_Work order_:
Give again every line from the one with "What's the underlying" through the last line of the data, exactly, and leave out the lines before it.

(Beginning of Entries provided)

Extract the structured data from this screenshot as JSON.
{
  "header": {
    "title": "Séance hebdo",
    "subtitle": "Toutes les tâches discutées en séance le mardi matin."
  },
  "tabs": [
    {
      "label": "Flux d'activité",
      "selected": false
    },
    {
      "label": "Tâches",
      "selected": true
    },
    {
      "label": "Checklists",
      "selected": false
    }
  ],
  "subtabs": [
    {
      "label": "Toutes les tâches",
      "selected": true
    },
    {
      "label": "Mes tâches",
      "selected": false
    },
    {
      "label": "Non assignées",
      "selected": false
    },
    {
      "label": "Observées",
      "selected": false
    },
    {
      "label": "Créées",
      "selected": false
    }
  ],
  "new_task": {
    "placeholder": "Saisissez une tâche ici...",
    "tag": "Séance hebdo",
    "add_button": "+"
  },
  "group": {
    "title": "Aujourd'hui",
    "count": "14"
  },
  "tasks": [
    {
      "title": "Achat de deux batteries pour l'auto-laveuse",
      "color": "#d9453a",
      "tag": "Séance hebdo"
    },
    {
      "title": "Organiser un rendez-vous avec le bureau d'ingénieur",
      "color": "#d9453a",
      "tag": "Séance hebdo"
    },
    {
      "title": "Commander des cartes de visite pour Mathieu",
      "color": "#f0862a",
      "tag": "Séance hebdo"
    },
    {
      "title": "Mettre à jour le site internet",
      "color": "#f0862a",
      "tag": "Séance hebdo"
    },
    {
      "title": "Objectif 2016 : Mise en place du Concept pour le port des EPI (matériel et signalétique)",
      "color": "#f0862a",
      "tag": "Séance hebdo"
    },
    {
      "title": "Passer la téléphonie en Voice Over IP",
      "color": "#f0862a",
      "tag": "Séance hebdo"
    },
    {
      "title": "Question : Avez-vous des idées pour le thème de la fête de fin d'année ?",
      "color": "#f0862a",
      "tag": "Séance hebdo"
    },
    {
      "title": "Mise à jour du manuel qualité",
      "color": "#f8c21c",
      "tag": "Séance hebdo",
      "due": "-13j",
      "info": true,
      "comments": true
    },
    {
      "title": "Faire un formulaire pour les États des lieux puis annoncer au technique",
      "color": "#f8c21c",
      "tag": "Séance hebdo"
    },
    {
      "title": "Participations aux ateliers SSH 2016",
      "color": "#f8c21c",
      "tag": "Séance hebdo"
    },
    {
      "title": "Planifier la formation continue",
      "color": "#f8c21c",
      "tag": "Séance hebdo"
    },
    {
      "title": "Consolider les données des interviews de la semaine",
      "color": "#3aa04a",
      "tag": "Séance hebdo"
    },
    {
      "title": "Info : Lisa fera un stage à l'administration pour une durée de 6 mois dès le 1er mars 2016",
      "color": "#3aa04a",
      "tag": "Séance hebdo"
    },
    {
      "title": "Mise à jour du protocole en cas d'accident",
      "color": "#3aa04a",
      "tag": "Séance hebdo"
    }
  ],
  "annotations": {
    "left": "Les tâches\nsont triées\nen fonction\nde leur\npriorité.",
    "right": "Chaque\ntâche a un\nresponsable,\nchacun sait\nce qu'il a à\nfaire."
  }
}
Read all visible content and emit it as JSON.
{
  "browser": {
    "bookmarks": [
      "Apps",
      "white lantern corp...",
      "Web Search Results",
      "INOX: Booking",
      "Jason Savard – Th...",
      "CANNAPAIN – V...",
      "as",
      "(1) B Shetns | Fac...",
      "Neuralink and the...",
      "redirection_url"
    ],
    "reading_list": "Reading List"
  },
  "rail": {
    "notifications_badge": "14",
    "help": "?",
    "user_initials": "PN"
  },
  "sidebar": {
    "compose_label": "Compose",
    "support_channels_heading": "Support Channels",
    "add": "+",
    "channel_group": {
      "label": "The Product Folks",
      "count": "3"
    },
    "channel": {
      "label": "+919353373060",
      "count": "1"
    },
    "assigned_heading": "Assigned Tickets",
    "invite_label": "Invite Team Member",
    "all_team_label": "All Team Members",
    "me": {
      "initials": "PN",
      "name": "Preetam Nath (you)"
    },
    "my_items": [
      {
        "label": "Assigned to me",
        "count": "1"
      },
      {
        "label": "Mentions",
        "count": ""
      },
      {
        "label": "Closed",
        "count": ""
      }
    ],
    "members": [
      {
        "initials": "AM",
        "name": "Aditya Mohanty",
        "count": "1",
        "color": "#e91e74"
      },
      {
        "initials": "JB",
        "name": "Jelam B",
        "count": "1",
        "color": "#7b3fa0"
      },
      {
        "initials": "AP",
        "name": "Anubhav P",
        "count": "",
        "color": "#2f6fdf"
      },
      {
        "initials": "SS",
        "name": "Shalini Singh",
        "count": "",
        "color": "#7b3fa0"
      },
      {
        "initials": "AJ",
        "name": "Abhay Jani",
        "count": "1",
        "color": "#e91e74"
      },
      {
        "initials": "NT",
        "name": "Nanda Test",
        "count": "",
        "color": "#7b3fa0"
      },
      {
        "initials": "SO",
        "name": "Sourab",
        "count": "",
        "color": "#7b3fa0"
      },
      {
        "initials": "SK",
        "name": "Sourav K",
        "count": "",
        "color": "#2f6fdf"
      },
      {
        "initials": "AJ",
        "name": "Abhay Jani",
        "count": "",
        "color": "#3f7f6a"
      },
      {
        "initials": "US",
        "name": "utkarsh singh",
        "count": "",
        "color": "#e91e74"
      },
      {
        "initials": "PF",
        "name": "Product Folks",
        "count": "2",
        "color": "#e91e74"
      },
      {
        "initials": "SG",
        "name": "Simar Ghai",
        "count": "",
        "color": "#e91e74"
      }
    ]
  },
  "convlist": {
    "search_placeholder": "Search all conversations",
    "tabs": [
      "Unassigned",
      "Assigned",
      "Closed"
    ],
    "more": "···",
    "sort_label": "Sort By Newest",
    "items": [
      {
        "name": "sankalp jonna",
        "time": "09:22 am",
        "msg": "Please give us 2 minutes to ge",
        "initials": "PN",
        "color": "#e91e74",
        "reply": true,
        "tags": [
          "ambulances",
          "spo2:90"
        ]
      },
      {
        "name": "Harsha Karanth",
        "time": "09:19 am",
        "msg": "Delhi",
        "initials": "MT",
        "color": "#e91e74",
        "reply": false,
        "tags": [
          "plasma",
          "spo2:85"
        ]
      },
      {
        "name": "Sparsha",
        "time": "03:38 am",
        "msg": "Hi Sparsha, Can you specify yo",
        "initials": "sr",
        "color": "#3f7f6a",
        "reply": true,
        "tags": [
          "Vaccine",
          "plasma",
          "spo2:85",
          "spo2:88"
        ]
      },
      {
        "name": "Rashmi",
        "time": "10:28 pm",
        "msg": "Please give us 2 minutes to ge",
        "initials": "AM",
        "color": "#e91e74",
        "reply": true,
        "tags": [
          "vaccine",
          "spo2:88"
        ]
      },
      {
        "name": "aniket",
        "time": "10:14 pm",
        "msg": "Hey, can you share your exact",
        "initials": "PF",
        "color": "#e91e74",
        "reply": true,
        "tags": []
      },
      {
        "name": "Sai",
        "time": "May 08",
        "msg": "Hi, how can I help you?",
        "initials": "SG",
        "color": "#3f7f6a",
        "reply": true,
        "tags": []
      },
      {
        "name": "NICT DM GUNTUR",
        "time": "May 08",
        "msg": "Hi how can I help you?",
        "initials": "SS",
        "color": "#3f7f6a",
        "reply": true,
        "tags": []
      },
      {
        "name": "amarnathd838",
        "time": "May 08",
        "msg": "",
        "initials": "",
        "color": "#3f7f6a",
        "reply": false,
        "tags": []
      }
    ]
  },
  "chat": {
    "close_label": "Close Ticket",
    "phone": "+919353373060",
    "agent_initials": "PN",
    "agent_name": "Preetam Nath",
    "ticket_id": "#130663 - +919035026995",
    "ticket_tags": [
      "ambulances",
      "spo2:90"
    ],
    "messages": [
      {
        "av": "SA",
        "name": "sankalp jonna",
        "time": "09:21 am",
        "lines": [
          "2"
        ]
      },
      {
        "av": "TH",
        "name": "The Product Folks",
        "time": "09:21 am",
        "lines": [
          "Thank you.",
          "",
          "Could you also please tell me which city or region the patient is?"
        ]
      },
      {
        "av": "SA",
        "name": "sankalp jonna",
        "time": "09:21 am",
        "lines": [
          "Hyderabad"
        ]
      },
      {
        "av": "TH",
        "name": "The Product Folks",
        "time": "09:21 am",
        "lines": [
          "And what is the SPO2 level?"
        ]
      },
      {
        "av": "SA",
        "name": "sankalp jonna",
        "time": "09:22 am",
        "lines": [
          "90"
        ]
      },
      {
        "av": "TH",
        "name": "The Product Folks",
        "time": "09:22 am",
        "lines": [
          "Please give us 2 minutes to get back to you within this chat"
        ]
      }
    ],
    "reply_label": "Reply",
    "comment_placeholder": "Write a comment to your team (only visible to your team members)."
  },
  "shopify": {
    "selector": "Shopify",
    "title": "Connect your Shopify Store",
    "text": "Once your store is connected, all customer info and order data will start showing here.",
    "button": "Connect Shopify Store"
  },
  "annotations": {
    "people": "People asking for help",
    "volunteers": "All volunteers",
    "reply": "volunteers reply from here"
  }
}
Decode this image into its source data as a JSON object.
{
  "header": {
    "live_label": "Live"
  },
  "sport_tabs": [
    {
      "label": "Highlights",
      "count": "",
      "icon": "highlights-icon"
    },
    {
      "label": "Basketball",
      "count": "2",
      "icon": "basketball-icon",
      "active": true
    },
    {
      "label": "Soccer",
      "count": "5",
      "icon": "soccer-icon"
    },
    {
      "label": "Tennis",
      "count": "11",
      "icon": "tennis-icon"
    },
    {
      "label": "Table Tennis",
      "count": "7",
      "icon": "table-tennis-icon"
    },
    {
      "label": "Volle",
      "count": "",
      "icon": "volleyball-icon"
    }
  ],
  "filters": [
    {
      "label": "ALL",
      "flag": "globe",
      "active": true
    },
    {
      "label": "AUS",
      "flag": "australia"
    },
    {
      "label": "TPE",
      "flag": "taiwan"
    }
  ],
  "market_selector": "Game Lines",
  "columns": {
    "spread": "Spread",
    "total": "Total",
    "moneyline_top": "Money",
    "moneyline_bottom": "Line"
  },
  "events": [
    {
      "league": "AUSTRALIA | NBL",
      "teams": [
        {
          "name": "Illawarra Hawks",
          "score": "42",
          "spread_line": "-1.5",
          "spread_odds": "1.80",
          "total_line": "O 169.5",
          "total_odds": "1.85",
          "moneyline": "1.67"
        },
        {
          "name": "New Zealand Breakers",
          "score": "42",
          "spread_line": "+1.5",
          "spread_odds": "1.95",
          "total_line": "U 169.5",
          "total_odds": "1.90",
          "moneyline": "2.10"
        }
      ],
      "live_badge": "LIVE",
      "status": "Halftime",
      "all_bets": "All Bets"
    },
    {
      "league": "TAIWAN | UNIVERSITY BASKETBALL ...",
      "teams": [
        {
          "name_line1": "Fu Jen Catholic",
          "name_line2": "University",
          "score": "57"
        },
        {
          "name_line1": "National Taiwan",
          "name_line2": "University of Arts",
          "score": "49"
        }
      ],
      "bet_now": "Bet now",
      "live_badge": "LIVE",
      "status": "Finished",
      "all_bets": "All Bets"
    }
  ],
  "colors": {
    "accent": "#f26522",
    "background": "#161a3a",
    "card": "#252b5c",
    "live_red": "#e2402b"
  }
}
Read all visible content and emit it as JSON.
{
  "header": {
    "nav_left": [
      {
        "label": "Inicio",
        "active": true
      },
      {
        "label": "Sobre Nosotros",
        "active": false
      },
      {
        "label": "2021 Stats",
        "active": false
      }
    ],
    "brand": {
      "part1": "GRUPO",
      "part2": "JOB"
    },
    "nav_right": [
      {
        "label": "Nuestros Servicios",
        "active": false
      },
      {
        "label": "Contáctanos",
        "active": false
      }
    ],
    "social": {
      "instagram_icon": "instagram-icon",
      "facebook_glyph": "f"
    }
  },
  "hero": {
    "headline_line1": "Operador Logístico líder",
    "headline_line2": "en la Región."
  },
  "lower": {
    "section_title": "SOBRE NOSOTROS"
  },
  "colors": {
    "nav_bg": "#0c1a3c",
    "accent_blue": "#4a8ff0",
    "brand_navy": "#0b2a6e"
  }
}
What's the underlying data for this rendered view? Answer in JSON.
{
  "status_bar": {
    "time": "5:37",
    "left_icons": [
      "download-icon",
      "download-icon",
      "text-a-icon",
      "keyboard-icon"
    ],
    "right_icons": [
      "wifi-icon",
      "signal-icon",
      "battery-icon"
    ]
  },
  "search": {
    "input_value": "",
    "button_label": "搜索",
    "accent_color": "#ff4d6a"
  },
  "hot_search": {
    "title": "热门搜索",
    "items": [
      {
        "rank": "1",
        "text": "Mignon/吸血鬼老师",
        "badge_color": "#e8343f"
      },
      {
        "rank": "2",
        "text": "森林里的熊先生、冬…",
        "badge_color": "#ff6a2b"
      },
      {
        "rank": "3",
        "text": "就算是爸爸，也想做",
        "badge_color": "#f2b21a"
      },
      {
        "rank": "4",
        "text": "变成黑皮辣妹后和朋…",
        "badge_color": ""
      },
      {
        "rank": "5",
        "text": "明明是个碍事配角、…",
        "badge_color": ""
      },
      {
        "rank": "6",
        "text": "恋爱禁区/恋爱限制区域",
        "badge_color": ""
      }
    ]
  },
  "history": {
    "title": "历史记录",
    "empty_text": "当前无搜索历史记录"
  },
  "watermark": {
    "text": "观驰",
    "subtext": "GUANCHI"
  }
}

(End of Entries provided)

_Response to the task_:
What's the underlying data for this rendered view? Answer in JSON.
{
  "status_bar": {
    "time": "5:37",
    "left_icons": [
      "download-icon",
      "download-icon",
      "text-a-icon",
      "keyboard-icon"
    ],
    "right_icons": [
      "wifi-icon",
      "signal-icon",
      "battery-icon"
    ]
  },
  "search": {
    "input_value": "",
    "button_label": "搜索",
    "accent_color": "#ff4d6a"
  },
  "hot_search": {
    "title": "热门搜索",
    "items": [
      {
        "rank": "1",
        "text": "Mignon/吸血鬼老师",
        "badge_color": "#e8343f"
      },
      {
        "rank": "2",
        "text": "森林里的熊先生、冬…",
        "badge_color": "#ff6a2b"
      },
      {
        "rank": "3",
        "text": "就算是爸爸，也想做",
        "badge_color": "#f2b21a"
      },
      {
        "rank": "4",
        "text": "变成黑皮辣妹后和朋…",
        "badge_color": ""
      },
      {
        "rank": "5",
        "text": "明明是个碍事配角、…",
        "badge_color": ""
      },
      {
        "rank": "6",
        "text": "恋爱禁区/恋爱限制区域",
        "badge_color": ""
      }
    ]
  },
  "history": {
    "title": "历史记录",
    "empty_text": "当前无搜索历史记录"
  },
  "watermark": {
    "text": "观驰",
    "subtext": "GUANCHI"
  }
}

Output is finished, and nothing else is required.